Review, don’t abolish GST

The 6% goods and services tax will be zero-rated starting June 1 and replaced with the sales and services tax.

The unexpected has become a reality for Malaysia: Barisan Nasional (BN), which enjoyed the uninterrupted power to rule since independence, has shockingly lost its mandate to a loosely formed coalition of political parties called Pakatan Harapan (PH).

While the majority of the population rejoices over this victory, the most welcome part of it was the smooth transition of power. Well done to former prime minister Najib Razak and his team for acting with the utmost respect and dignity in facilitating this transition. Once again, we have demonstrated to the world that Malaysians are a mature people who exemplarily uphold democratic values.

Various factors were blamed for BN’s downfall, ranging from alleged financial scandals, wide-scale corruption, abuse of power, and cost of living issues.

As for the spiralling cost of living, people were made to believe that this was caused solely by the implementation of the goods and services tax (GST), unfairly ignoring the fact that another major contributing factor was the sharp decline in the value of our currency, which made our imports more expensive.

PH amplified the GST issue to paint an inaccurate picture of the former government when the fact of the matter is that the GST has been proven to be a transparent, broad-based consumption tax which has been implemented by 160 countries across the world. Surely all these countries cannot be wrong. Although hugely unpopular, many economists consider the GST the most efficient way of widening Malaysia’s tax base.

The prime minister recently announced that the GST would be zero-rated beginning June 1, contrary to the media statement made just a few days earlier by Zeti Akhtar Aziz that removing the GST might take more than 100 days. While consumers rejoice in the false hope that prices will come down, will there be enough time for businesses to adjust?

Irrespective of manifesto promise, I would recommend that the government maintain the GST but reassess its implementation mechanism. For instance, the tax percentage can be reduced for essential products and increased for luxury items.

We could follow the model used by the Indian government, which categorises items in five major groups: 0%, 5%, 12%, 18%, and 28%. Why should the rich enjoy the same tax benefits as the masses? Revenue generated from the collection of GST should be equally distributed to support the social well-being of the lower income population.

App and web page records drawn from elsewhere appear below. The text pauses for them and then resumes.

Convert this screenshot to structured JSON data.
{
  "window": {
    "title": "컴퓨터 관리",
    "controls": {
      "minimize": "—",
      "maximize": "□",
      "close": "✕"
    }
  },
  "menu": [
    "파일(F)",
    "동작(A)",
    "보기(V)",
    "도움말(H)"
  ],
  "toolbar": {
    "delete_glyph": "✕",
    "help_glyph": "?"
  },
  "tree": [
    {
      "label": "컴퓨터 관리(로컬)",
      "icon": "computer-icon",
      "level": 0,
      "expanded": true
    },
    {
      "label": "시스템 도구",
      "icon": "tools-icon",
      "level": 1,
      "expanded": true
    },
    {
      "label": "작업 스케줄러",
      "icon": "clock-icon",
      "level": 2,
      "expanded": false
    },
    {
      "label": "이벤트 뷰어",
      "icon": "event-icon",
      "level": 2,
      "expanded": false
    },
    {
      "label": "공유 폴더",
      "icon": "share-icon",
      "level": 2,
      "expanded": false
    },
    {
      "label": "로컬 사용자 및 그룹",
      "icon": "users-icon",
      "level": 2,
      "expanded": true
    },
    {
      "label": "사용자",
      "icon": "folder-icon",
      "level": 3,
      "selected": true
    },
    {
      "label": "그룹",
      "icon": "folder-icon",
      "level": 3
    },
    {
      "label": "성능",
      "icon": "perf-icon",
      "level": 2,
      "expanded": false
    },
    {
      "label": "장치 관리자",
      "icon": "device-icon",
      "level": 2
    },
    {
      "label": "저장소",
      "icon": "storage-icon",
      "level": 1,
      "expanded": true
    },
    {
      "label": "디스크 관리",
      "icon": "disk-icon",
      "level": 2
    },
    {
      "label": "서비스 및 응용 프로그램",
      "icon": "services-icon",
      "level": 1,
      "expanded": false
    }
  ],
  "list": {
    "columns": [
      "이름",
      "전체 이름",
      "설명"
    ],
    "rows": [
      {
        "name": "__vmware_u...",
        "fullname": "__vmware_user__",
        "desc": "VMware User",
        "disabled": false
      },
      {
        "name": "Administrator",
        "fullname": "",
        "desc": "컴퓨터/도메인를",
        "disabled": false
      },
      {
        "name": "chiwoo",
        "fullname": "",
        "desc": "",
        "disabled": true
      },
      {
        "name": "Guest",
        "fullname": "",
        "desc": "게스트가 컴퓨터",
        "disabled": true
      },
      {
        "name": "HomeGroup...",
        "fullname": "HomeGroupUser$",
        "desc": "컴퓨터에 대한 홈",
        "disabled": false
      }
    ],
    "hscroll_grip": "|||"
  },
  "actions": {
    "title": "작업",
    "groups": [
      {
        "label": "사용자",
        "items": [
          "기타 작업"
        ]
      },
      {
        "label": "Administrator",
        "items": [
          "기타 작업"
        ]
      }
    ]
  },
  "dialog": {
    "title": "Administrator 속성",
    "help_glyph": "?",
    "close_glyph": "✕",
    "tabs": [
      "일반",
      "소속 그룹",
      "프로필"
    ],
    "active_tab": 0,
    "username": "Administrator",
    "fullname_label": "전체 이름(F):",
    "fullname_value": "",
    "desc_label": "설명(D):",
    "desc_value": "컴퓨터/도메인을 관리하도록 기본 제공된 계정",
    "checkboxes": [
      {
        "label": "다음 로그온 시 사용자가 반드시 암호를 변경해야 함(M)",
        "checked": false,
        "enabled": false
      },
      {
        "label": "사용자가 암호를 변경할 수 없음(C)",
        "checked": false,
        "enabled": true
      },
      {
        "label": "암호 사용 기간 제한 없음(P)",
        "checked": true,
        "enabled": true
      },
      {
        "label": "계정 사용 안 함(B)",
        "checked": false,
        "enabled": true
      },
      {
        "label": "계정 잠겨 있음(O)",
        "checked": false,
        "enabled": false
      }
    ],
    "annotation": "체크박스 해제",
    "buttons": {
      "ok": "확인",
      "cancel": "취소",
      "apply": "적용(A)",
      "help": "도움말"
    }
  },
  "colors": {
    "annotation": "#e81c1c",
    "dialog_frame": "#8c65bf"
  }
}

We should acknowledge the efforts made by the previous government to painstakingly introduce this tax system. Businesses have spent thousands, if not millions, implementing it, and consumers are already used to it. So why abolish it?

I am not an economist, but surely we cannot depend on revenue from petrol and income tax alone. The world crude oil price is at a high now, but it could crash overnight. What will our source of revenue be if the world oil price eventually does crash?

As for consumers, let’s relook, reconsider and review our own consumption patterns to ensure that we minimise leakage while stretching every ringgit to maximise its value. Let’s seize every opportunity to make our world a better place.

Darshan Singh is an FMT reader.

The views expressed are those of the author and do not necessarily reflect those of FMT.